From Sandy Wool we went straight up to Calaveras Reservoir stopping briefly at the Felter/Calaveras intersection to admire a low-gliding juvenile Golden Eagle. That encounter made this an Eagle-packed hour as 10 minutes later we were opposite the transmission tower where an adult Bald Eagle was on the nest with mouth open and tongue out, either begging for fresh Coot or thermo-regulating; you make the call. Our â€œgo-toâ€ Rock Wren popped up at the rock field a mile south of the Bald Eagle nest. Curtis Snyder picked out a backlit Kestrel for our first of the day as we continued on the Felter-Sierra loop.
A trip down Marsh Rd. netted a cooperative and beautiful Lark Sparrow. Two of its friends didnâ€™t stick around. Sierra Rd was spectacular visually, and had the added bonus of providing a singing Horned Lark (4) at the summit corral. Now it was time to hit the bay, and pond at State and Spreckels in Alviso brought us gorgeous alternate-plumage Dunlin, Semi-palmated Plover, and Eurasian-collared Dove.
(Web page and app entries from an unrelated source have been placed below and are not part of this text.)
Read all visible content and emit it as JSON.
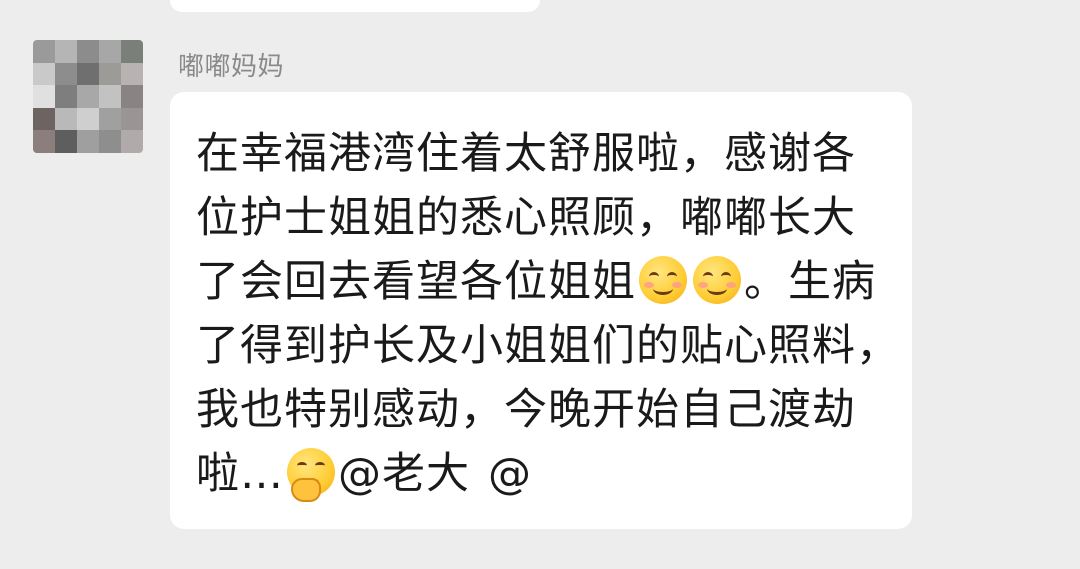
{
  "chat": {
    "sender_name": "嘟嘟妈妈",
    "message_lines": [
      "在幸福港湾住着太舒服啦，感谢各",
      "位护士姐姐的悉心照顾，嘟嘟长大",
      "了会回去看望各位姐姐",
      "。生病",
      "了得到护长及小姐姐们的贴心照料，",
      "我也特别感动，今晚开始自己渡劫",
      "啦…",
      "@老大",
      "@"
    ],
    "emojis": [
      "smiling-face-with-smiling-eyes-icon",
      "smiling-face-with-smiling-eyes-icon",
      "face-with-hand-over-mouth-icon"
    ]
  },
  "colors": {
    "background": "#ededed",
    "bubble": "#ffffff",
    "sender_name": "#8a8a8a",
    "text": "#1a1a1a"
  }
}
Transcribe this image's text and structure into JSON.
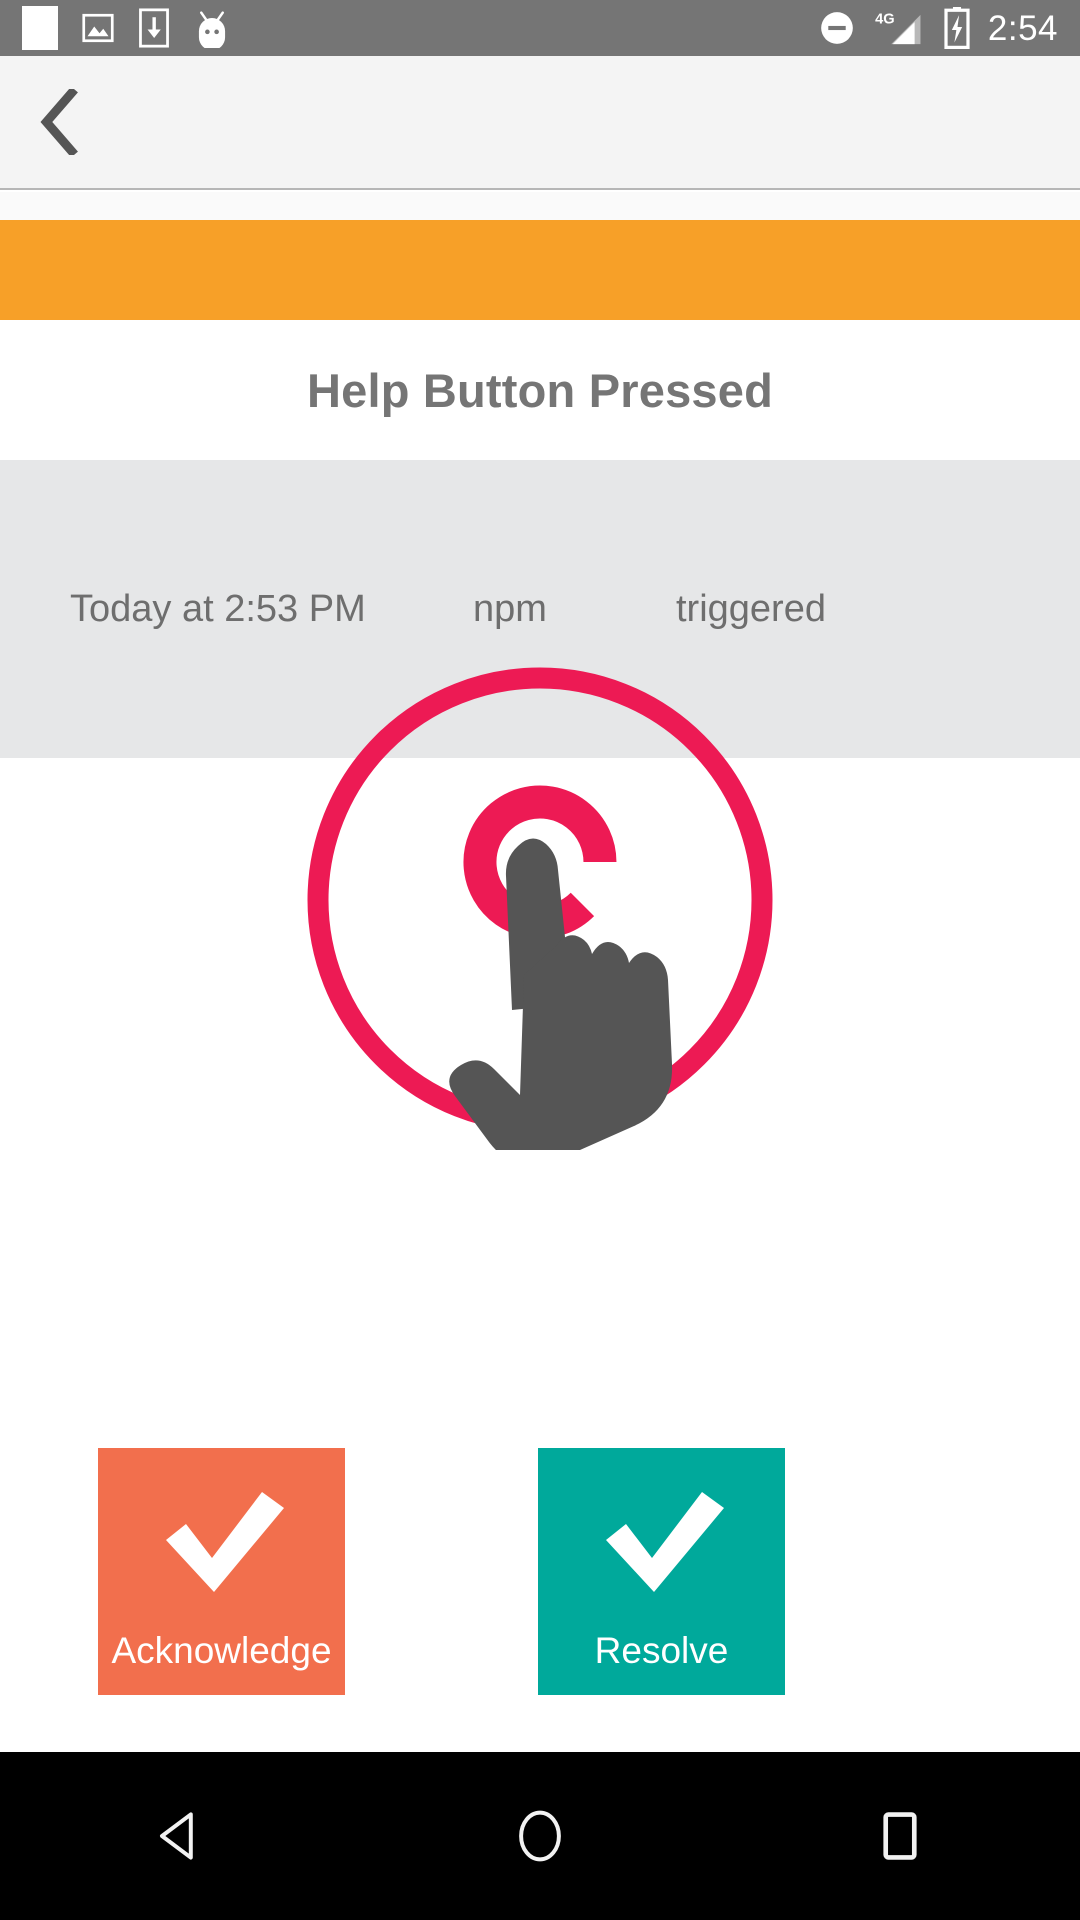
{
  "status_bar": {
    "time": "2:54",
    "network_label": "4G",
    "left_icons": [
      {
        "name": "blank-notification-icon"
      },
      {
        "name": "image-icon"
      },
      {
        "name": "download-to-device-icon"
      },
      {
        "name": "android-head-icon"
      }
    ],
    "right_icons": [
      {
        "name": "do-not-disturb-icon"
      },
      {
        "name": "signal-4g-icon"
      },
      {
        "name": "battery-charging-icon"
      }
    ],
    "background_color": "#757575"
  },
  "app_bar": {
    "back_label": "‹"
  },
  "severity": {
    "color": "#f7a028"
  },
  "alert": {
    "title": "Help Button Pressed",
    "timestamp": "Today at 2:53 PM",
    "source": "npm",
    "status": "triggered"
  },
  "hero_icon": {
    "name": "tap-gesture-icon",
    "ring_color": "#ed1a54",
    "hand_color": "#555555"
  },
  "actions": [
    {
      "key": "acknowledge",
      "label": "Acknowledge",
      "color": "#f26f4d",
      "icon": "check-icon"
    },
    {
      "key": "resolve",
      "label": "Resolve",
      "color": "#00a99b",
      "icon": "check-icon"
    }
  ],
  "nav_bar": {
    "back": "back-triangle-icon",
    "home": "home-circle-icon",
    "recents": "recents-square-icon"
  }
}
From here we headed for the Don Edwards Environmental Education Center in Alviso, where basic and alternate-plumage Bonaparteâ€™s Gulls provided interesting comparisons, which Bob limited to 15 seconds each before he said "time to move!" Tate Snyder expertly IDâ€™d a small group of Northern Shovelerâ€™s in flight as we tried to turn California Gulls into species we hadnâ€™t seen yet. We ticked a Burrowing Owl on the chain-link fence just north of Jubilee Christian, executed a u-turn, violated our 3rd of 4-for-the-day local, state or national traffic codes, skipped Arzino Ranch and headed for the Marina to look for Phalaropes and pray for Rails. The Alviso Marina was a bust.
The Palo Alto Duck pond and channel yielded a quick score of 10 new species for the day, including Whimbrel, Short-billed Dowitcher, and Clarkâ€™s and Western Grebes. Charleston Slough had the targeted Cinnamon Teal and Common Moorhen, and a backlit, distant, no doubt about it, where have you been all day, White-tailed Kite. Mary pulled white rabbits out of a marsh hat by producing distant hidden American White Pelicans. At Shoreline Lake, to round out the list of targeted staked-out, no-fail birds that all punched their ticket on Saturday night, the Red-throated Loon was nowhere to be seen on Sunday, and the Black Skimmers may use the A-1 island pond for day roosting, but Sunday night they were elsewhere. Jim Thomas saved this stop with a backlit, distant, (must be a dinky scoter) Eared Grebe, and Mary insisted that Black-bellied Plover was still a possibility and right she was. The Plovers (2) were on the island where weâ€™d hoped for the Skimmers. Our last bird, despite the Snyderâ€™s trek to to look at the back side of the island for the missing Skimmers. A noble gesture. But itâ€™s never over â€˜til itâ€™s over...
At 8:03, sun has set, light is fadingâ€¦. Medium sized, pointed winged, powered flight, carrying dinner, heading for homeâ€¦â€¦ Peregrine Falcon; 16 hours later, bird #139 makes its dramatic appearance.